Part of what formed that perception was the way I saw life in the orphanage and the surrounding towns. Within a 30-45 minute drive from where we were staying to the orphanage, you'd see things deteriorate from well-off city dwellings to slums. Amongst those slums, a select group of wealthy people had built sprawling compounds in tiny little backwoods towns. You saw that even if some things about your dwellings weren't perfect or up to your expectations, you still didn't have anything to complain about. When I thought about my American standards of living, I felt flat-out sick. I had lived in such privileged surroundings all of my life without even realizing it.

I'll never forget reading the chapters in The Hunger Games when Katniss, a girl from a poor mountain town, first experiences the lush metropolis known as The Capitol, the center of the post-apocalyptic country where she lives. She sees people eating foods her neighbors couldn't dream of affording. She sees people dressing in extravagant clothes and living in dwellings only the highest government officials in her home town could think of. All she can think of is how ridiculously extravagant life in the Capitol is. How over-the-top perfect people have tried to make life there appear.

It all appears to be nothing more than unnecessary decadence.

Despite having never left the US since my trip to Ukraine, those same feelings Katniss experienced have never left me as I think about Ukraine (or any third-world country) compared to America. Every time I go to the store and shop for clothes, every time I go to a McDonald's and get myself a big chicken sandwich and a caramel mocha shake, every time I look at photography gear that costs hundreds upon thousands of dollars, a little voice in the back of my head is nagging at me: Is this all necessary or right when there are people in Africa using flattened water bottles with strings for sandals and orphans lying for days in cribs wasting away? To be sure, when God has put us in a time and place to enjoy a level of earthly happiness or stability there is nothing wrong with thankfully enjoying it so long as we are seeking Him and His will through everything. But are there not times when we flounder in unnecessary decadence? Are there not times when we forget that God through Jesus and the authors of Sacred Scripture told us to care for the poor?  Do we not sometimes forget that all too easily? In stead of getting a Starbucks coffee in the morning, a Coca-Cola for lunch and another flavored beverage for dinner, I could drink water for a week and give that money I would have spent to an organization that's providing clean water wells in Africa. Trust me, I know from personal experience, the tiny amount of money you think you spend on your favorite food/drink/magazine or tv subscription/etc. will turn into a pretty substantial amount that can make a difference in someone's life fast.

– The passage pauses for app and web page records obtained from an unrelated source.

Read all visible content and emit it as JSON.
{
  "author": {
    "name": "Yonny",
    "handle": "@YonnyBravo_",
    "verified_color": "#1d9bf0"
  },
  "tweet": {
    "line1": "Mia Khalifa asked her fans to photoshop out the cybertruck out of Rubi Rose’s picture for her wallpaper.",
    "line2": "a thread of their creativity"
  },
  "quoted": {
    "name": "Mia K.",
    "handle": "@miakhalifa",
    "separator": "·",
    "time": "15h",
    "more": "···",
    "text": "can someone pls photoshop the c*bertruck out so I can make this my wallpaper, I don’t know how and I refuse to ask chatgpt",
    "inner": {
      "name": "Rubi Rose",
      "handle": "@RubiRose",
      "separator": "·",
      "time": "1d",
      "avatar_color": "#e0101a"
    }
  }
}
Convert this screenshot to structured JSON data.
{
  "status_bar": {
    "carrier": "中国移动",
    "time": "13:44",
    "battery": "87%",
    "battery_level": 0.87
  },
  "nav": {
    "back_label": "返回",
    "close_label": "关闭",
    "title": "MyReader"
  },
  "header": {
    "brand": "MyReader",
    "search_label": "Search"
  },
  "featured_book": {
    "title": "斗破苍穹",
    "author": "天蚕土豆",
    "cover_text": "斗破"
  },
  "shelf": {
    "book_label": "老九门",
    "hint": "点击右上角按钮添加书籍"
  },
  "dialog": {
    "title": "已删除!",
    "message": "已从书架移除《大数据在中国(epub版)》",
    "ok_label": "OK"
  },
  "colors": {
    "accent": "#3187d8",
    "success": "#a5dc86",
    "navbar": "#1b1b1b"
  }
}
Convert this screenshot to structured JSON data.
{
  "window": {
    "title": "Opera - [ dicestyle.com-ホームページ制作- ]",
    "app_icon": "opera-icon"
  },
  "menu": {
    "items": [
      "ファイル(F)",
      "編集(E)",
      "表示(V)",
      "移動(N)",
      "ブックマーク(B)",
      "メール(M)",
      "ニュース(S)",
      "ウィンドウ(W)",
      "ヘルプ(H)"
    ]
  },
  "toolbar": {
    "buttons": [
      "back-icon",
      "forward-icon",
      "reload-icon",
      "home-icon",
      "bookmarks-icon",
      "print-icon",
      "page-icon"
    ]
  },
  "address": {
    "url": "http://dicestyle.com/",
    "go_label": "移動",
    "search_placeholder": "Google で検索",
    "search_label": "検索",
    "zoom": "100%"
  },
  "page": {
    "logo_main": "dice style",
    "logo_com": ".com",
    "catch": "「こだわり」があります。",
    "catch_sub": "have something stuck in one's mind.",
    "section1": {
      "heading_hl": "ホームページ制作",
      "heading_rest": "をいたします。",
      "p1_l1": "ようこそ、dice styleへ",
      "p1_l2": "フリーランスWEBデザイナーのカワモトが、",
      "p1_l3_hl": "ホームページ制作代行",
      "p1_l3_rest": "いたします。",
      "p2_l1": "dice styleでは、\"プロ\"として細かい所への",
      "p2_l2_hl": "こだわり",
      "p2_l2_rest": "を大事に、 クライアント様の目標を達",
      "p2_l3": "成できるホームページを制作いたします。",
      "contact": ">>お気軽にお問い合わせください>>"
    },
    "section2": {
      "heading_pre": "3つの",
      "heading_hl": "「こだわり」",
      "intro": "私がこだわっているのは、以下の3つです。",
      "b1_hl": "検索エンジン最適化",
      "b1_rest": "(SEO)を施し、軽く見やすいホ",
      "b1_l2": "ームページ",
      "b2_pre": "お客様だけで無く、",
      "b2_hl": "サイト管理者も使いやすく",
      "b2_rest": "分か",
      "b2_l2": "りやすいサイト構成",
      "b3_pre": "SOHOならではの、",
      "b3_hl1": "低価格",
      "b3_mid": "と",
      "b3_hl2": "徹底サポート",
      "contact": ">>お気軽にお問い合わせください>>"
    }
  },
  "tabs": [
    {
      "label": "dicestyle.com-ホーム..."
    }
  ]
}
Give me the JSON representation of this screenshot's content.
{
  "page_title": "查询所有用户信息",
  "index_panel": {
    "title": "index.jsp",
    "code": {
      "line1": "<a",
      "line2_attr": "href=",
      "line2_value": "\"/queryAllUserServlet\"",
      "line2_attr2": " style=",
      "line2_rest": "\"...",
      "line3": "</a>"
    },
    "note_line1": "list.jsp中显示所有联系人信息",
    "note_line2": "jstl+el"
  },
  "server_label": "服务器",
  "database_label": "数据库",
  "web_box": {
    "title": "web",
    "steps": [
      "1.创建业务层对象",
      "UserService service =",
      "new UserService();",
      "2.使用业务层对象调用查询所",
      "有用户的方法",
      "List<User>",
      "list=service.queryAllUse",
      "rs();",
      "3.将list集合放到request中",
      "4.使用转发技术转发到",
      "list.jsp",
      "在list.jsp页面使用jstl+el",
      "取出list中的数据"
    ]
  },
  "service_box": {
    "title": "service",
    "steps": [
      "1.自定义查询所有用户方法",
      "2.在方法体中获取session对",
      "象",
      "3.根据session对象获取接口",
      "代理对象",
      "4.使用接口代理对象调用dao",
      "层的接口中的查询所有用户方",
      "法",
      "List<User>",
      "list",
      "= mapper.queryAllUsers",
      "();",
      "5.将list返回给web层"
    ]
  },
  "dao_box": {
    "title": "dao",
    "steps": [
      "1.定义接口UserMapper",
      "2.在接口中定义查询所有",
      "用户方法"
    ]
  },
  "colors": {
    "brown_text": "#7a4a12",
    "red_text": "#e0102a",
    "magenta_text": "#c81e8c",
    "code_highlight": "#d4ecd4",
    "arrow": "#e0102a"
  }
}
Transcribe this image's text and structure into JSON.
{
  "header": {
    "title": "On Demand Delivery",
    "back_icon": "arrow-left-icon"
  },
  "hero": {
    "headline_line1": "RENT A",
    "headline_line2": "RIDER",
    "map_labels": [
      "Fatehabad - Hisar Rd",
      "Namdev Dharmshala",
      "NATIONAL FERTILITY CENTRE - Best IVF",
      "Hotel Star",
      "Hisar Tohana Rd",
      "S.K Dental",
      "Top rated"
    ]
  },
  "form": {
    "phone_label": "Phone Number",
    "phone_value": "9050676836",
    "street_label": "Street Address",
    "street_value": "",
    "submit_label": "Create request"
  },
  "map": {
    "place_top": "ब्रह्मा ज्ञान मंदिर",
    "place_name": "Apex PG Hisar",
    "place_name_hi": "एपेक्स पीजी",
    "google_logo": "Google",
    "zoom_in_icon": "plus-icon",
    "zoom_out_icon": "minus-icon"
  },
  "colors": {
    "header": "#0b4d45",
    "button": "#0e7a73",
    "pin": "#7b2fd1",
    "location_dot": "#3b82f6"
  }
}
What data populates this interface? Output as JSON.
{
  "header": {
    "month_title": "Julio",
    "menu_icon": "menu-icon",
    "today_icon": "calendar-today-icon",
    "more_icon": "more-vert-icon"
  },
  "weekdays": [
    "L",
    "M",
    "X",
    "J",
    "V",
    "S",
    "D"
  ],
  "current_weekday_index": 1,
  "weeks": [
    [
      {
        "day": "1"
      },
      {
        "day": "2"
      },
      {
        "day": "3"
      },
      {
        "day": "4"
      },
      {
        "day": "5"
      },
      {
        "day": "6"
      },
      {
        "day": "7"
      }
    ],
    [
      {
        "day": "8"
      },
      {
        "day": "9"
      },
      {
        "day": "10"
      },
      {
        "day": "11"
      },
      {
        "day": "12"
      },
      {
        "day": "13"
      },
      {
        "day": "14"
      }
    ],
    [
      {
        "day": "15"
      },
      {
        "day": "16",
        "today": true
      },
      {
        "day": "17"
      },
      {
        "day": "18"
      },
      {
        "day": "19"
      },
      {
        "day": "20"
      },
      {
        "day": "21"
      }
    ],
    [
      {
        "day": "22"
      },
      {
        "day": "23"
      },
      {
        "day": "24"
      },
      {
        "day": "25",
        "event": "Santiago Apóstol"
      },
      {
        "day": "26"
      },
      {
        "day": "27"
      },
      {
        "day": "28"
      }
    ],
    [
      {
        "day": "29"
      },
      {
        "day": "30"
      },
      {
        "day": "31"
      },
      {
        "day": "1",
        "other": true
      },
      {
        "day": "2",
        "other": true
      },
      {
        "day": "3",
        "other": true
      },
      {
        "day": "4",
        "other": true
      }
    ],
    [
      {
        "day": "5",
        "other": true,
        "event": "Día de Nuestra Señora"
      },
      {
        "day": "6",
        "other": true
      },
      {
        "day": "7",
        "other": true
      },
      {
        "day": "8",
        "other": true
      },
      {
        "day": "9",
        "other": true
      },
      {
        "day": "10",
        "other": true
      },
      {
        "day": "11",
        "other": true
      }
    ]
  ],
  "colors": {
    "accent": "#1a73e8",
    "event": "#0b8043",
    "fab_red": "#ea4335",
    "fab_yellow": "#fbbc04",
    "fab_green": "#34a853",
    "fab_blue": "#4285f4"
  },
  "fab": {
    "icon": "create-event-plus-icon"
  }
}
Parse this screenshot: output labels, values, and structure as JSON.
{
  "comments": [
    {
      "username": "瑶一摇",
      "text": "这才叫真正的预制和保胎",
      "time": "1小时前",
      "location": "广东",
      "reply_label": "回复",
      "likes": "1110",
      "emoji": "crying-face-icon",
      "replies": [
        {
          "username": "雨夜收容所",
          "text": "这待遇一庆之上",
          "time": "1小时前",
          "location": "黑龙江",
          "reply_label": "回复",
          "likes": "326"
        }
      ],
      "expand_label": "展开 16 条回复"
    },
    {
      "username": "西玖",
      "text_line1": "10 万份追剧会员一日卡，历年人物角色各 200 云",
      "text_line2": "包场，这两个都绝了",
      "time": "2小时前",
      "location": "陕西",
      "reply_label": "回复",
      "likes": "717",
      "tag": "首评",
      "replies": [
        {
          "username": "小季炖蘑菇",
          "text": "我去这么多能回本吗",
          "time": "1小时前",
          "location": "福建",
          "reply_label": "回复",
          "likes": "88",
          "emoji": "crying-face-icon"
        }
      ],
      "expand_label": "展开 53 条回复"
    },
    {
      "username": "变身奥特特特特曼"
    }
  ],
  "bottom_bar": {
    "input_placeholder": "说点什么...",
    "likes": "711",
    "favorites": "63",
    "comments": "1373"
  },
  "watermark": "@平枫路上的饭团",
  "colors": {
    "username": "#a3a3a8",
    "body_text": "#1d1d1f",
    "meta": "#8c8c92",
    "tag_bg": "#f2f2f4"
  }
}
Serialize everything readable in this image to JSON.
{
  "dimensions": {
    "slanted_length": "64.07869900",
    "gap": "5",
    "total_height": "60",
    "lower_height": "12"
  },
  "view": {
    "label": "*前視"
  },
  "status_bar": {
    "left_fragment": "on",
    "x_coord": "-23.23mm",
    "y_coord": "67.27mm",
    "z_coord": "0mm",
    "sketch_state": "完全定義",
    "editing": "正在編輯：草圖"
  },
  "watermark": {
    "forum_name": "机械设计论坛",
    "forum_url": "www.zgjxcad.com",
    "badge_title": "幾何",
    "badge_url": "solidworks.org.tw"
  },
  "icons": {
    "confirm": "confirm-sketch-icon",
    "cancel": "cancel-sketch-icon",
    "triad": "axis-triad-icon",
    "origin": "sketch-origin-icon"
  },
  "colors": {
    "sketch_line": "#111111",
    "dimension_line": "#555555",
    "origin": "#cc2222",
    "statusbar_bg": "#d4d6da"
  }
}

Brothers and sisters, I challenge us all to live a life as devoid of unnecessary decadence as possible. While we are undoubtedly entitled to enjoy the life and the gifts God has showered down on us all, I challenge us to enjoy those gifts in consideration of those less fortunate than us and in awareness of Jesus' call to defend orphans and widows. If we all, as the Body of Christ and the Human Race as a whole, banded together and lifted each other up, rising past the allure of leading the most comfortable lives we can, I daresay the world would be a better place, a more love-filled place.

"Jesus answered, 'If you want to be perfect, go, sell your possessions and give to the poor, and you will have treasure in heaven. Then come, follow me.'" Matthew 19:21.